Kidney Care Partners (KCP) – the nation’s largest non-profit, non-partisan coalition of more than 30 organizations, comprising patients, dialysis professionals, physicians, nurses, researchers, therapeutic innovators, transplant coordinators, and manufacturers – today, expressed deep disappointment in the Supreme Court ruling on Marietta Memorial Hospital Employee Benefit Health Plan v. DaVita, citing concern about discrimination in accessing affordable quality care for individuals living with end-stage renal disease (ESRD) and its impact on growing health inequities.

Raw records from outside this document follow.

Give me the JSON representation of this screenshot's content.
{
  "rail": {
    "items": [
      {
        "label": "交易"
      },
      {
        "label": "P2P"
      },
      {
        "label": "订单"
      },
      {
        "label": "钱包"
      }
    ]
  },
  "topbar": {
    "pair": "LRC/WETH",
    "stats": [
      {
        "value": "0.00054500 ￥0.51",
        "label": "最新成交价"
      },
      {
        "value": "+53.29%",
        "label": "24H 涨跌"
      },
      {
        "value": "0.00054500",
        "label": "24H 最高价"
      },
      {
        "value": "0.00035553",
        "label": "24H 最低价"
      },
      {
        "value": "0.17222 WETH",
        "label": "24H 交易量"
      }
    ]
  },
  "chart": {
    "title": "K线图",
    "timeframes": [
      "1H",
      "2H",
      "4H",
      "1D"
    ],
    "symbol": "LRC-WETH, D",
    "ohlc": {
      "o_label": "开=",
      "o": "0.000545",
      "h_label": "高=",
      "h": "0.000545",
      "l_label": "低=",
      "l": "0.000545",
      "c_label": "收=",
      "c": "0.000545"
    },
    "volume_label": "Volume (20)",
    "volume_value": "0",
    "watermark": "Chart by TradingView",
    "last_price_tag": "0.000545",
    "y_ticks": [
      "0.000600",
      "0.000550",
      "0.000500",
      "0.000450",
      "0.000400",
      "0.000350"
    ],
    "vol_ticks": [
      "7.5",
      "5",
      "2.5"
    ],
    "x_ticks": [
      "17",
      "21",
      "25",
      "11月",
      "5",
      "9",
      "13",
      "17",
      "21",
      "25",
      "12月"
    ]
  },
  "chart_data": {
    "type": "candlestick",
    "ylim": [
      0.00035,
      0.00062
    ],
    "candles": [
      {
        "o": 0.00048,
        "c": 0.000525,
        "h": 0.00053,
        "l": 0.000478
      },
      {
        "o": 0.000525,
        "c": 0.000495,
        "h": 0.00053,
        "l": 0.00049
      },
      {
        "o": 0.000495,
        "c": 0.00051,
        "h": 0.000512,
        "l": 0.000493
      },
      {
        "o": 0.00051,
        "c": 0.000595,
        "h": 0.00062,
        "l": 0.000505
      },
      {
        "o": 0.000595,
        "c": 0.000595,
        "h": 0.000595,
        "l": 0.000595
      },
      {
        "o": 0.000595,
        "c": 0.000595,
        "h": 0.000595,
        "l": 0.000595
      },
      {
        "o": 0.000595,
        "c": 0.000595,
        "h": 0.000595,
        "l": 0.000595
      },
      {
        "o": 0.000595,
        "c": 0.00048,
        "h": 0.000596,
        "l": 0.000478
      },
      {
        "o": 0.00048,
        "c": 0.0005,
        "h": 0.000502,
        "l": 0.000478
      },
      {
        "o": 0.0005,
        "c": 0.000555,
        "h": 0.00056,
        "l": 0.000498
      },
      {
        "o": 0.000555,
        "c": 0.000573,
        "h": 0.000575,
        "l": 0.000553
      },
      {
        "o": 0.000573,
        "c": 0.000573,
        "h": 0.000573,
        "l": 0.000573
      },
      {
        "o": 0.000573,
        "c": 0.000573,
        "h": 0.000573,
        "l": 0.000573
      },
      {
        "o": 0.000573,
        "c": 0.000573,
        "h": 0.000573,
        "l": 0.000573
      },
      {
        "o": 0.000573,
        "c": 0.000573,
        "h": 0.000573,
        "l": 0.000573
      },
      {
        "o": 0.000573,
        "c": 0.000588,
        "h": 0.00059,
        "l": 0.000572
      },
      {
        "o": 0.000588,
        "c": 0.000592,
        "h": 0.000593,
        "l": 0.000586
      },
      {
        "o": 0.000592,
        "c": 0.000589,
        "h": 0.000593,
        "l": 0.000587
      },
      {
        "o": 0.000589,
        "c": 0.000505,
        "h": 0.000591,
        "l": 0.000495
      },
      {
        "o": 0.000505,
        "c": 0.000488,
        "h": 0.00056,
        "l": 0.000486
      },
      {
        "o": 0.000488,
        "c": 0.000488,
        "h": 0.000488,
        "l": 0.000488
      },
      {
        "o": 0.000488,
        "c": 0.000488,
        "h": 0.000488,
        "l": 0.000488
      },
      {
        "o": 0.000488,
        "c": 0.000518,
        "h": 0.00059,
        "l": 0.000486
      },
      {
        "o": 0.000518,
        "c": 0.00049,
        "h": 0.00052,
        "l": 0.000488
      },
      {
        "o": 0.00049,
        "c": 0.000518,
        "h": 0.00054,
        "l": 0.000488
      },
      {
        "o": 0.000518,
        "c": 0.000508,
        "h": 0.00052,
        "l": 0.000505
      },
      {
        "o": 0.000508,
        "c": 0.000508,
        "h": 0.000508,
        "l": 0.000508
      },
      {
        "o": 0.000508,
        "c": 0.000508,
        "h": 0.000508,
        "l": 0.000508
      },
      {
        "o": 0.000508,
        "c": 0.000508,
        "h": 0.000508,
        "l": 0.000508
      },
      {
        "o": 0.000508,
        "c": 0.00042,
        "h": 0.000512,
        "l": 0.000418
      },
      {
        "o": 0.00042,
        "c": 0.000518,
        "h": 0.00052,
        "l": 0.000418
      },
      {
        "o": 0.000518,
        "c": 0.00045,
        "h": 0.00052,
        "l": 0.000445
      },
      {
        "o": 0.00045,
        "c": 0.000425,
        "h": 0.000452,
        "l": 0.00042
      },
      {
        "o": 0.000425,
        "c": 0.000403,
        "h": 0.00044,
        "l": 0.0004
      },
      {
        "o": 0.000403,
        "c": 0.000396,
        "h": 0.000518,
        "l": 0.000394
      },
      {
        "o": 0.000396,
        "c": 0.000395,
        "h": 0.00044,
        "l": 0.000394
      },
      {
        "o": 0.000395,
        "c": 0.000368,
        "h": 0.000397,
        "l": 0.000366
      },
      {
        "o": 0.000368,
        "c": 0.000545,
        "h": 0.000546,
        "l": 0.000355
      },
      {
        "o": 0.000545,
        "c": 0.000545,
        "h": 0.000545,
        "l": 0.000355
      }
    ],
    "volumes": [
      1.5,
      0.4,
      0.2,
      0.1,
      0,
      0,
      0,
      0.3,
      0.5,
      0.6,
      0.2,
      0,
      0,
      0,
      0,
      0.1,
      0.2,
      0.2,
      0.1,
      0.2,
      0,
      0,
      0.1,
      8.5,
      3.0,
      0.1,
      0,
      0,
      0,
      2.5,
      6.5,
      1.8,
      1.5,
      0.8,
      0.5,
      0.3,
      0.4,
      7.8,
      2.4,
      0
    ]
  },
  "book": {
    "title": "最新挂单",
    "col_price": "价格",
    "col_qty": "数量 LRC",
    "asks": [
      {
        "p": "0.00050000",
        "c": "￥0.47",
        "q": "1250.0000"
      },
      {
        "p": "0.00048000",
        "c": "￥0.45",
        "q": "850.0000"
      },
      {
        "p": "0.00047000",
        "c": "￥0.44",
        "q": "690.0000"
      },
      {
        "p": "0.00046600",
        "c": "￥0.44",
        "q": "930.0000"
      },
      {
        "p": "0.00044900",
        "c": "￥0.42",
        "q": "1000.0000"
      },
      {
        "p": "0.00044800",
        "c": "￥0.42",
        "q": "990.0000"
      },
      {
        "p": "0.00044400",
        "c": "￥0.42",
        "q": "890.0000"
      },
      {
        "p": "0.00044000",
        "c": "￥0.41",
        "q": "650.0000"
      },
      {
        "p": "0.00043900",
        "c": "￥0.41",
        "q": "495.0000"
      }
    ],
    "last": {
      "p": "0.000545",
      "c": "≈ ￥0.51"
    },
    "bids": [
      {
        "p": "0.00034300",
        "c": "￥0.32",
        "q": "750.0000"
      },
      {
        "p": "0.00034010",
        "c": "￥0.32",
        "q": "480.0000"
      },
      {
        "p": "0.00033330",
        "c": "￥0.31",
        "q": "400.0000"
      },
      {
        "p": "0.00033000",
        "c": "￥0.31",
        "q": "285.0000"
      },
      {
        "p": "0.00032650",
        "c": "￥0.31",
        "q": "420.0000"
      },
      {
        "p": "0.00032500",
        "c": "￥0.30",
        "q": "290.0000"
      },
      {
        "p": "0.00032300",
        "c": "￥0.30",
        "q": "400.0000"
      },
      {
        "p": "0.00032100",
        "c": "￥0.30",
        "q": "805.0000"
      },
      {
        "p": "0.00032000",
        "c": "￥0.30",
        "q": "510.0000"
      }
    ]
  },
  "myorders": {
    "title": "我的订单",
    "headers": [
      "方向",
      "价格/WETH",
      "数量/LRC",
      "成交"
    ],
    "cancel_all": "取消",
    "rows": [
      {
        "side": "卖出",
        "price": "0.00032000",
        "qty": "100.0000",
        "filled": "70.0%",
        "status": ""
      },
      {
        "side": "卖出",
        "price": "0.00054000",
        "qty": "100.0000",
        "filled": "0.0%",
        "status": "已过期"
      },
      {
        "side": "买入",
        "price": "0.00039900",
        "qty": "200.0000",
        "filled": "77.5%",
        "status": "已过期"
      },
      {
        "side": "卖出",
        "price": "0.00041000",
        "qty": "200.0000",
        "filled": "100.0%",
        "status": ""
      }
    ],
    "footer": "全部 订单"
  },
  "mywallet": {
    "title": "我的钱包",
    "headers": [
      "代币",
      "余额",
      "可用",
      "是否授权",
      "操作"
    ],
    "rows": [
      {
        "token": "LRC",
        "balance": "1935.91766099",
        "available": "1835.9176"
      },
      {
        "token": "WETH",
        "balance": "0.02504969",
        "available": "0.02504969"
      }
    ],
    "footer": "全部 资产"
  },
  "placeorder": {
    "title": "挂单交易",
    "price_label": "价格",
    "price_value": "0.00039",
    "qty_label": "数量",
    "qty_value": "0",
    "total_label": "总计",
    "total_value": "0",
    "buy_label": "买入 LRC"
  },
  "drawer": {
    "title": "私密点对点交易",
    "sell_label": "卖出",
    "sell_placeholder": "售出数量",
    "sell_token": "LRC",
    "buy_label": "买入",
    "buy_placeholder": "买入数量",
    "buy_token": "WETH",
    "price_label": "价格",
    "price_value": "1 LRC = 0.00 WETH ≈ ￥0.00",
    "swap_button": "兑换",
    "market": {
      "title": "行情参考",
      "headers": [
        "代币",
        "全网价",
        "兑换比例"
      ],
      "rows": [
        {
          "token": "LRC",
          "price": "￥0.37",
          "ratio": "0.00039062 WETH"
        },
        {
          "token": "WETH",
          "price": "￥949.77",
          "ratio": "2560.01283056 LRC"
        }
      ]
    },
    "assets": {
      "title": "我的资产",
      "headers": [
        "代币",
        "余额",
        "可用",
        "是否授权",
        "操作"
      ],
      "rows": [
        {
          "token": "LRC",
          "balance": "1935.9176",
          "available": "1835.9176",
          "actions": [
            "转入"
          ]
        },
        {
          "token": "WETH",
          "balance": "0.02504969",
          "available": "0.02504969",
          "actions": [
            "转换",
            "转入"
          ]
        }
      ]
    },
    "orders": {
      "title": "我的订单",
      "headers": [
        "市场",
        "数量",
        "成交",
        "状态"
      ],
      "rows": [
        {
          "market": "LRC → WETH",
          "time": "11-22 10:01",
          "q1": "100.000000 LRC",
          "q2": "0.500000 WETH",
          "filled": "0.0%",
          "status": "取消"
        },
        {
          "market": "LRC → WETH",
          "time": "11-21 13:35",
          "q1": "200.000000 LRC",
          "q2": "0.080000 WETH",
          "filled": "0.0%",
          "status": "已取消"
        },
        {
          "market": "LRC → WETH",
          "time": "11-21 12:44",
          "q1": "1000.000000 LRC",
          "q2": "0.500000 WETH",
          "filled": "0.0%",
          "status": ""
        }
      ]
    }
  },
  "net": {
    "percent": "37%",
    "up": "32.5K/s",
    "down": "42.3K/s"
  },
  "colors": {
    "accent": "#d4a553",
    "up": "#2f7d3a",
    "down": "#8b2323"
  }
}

“The insurer practice at issue – shifting patients prematurely to Medicare – will exacerbate inequalities in access and quality care for an already vulnerable population. This ruling is a blow to promoting affordable patient choice and instead unfairly shifts costs to the American taxpayer. We feel this decision leaves patients with ESRD vulnerable to discriminatory and inequitable insurer practices, and in fact, is not consistent with the Administration’s own goals on health equity,” said John P. Butler, Chair of KCP.
Premature loss of private group health coverage can be devastating for some patients living with ESRD. Often, private insurance plans offer more coverage options than Medicare does. Some of these services, such as dental coverage, can be essential in controlling infections that, if not caught early, can exclude a patient from transplant waitlists. More comprehensive disease management services can provide better outcomes by helping to manage other chronic diseases common in patients requiring dialysis. Private insurance may, in some cases, also provide lower copays and deductibles and limits on out-of-pocket costs than Medicare. When a patient living with ESRD loses private insurance coverage, the consequences can also extend to other family members under that policy who do not qualify for Medicare and may face substantially higher costs, deductibles, and other cost requirements resulting from that loss of coverage.

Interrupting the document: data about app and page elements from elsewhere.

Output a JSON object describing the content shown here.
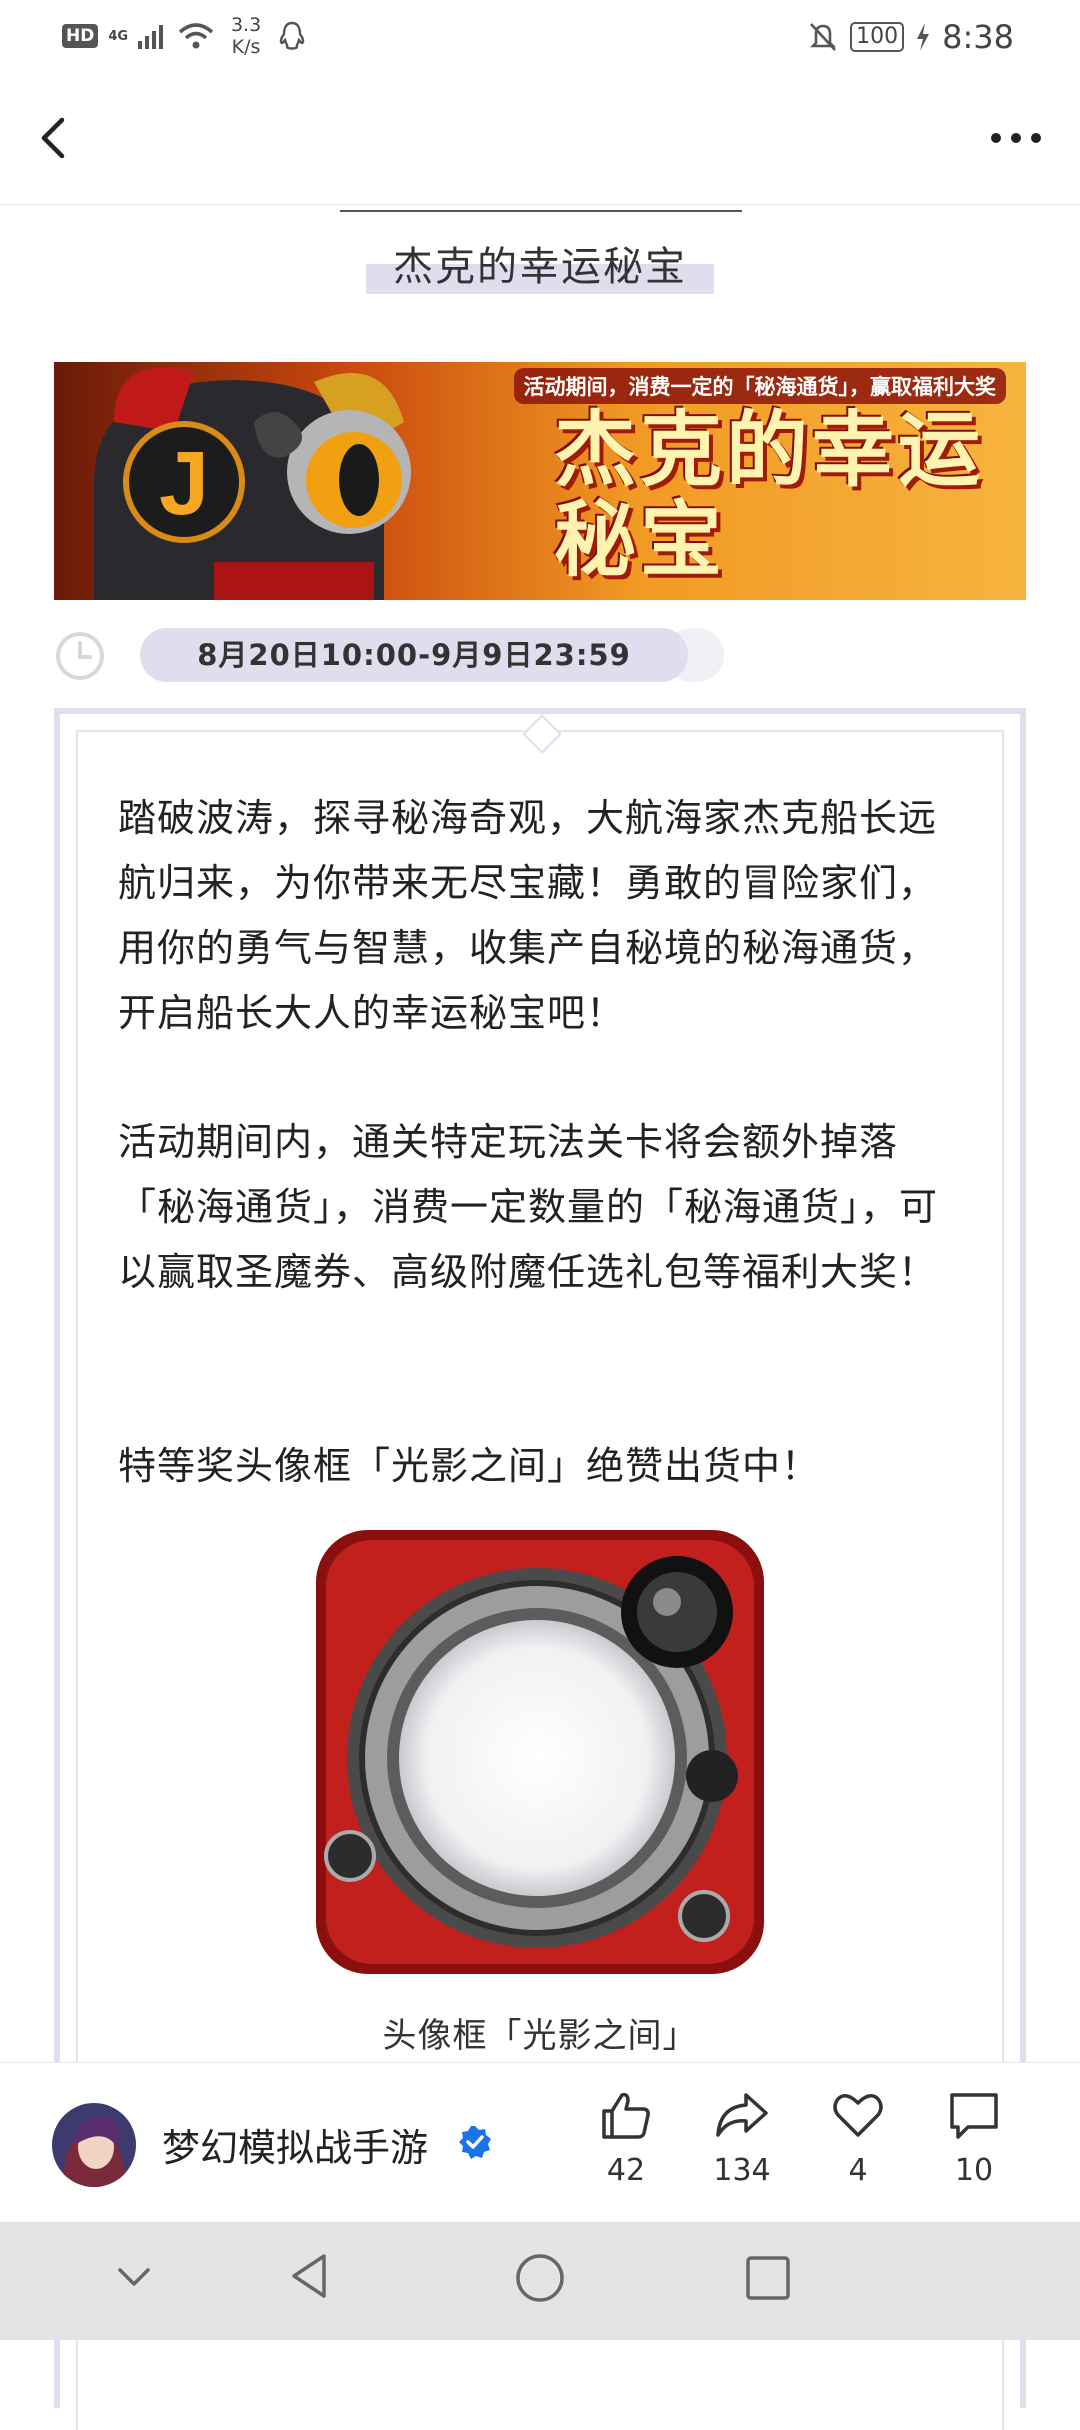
{
  "status_bar": {
    "hd": "HD",
    "network": "4G",
    "speed_value": "3.3",
    "speed_unit": "K/s",
    "battery": "100",
    "time": "8:38"
  },
  "article": {
    "title": "杰克的幸运秘宝",
    "banner": {
      "tagline": "活动期间，消费一定的「秘海通货」，赢取福利大奖",
      "title": "杰克的幸运秘宝"
    },
    "date_range": "8月20日10:00-9月9日23:59",
    "paragraphs": [
      "踏破波涛，探寻秘海奇观，大航海家杰克船长远航归来，为你带来无尽宝藏！勇敢的冒险家们，用你的勇气与智慧，收集产自秘境的秘海通货，开启船长大人的幸运秘宝吧！",
      "活动期间内，通关特定玩法关卡将会额外掉落「秘海通货」，消费一定数量的「秘海通货」，可以赢取圣魔券、高级附魔任选礼包等福利大奖！",
      "特等奖头像框「光影之间」绝赞出货中！"
    ],
    "image_caption": "头像框「光影之间」"
  },
  "bottom_bar": {
    "account_name": "梦幻模拟战手游",
    "likes": "42",
    "shares": "134",
    "favorites": "4",
    "comments": "10"
  },
  "colors": {
    "accent_lavender": "#e2dcef",
    "verified_blue": "#1a73e8"
  }
}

“Despite this ruling, KCP remains steadfast in our commitment to ensuring equitable, affordable access to quality care for the millions of individuals living with or at risk for kidney disease,” said Butler. “We stand ready and willing to work with Congress and other policymakers to address the gap created by today’s ruling and clarify the intent of the Medicare Secondary Payor Act to better protect patients from exclusionary measures like this. More must be done to ensure that no one is denied or discriminated against because of the treatment they need because of their disease.”

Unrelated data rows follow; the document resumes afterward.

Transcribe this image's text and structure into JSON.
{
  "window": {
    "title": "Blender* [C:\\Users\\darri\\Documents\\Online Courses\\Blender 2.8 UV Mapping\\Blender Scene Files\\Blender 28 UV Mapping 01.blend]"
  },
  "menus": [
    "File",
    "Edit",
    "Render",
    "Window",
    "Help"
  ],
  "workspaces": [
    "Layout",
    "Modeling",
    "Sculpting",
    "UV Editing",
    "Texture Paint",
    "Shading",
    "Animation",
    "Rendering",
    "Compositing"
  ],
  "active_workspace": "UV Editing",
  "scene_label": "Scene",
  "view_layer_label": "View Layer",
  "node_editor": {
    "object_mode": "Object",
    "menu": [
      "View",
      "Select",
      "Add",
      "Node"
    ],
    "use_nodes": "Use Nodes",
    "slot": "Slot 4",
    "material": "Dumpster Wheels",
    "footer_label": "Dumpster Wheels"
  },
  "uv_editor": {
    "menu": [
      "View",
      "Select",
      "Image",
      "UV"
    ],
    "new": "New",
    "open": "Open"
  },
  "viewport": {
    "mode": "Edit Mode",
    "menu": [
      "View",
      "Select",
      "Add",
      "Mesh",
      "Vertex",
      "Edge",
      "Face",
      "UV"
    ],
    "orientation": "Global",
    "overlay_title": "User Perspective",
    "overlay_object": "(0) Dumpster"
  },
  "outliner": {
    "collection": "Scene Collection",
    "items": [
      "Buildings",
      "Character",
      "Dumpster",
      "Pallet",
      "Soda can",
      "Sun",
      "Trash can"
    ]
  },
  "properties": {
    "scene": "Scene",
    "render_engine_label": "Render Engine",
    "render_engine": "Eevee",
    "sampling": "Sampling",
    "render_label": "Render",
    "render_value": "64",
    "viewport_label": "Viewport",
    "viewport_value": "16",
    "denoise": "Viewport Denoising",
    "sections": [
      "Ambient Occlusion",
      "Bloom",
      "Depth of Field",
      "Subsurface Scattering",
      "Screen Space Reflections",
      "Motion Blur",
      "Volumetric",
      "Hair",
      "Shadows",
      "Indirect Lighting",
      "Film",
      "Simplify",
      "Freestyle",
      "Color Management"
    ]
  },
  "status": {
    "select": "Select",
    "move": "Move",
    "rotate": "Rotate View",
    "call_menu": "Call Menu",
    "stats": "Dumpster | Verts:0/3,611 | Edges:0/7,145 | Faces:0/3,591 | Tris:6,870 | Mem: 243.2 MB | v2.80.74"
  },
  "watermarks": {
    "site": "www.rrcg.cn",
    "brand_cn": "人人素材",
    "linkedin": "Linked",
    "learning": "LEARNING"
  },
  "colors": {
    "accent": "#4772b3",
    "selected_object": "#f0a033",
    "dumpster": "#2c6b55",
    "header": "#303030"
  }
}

The issue in the case was whether a group health insurance plan that limited access to outpatient dialysis treatments violated the Medicare Secondary Payer statute by discriminating against patients based on their need for dialysis. In January, KCP filed an amicus brief that argued that the health plan discriminated against those with ESRD by limiting coverage for life-sustaining treatment, thereby forcing patients to drop private group coverage, and financial protections, in favor of Medicare. The recent Supreme Court opinion disagreed with that argument.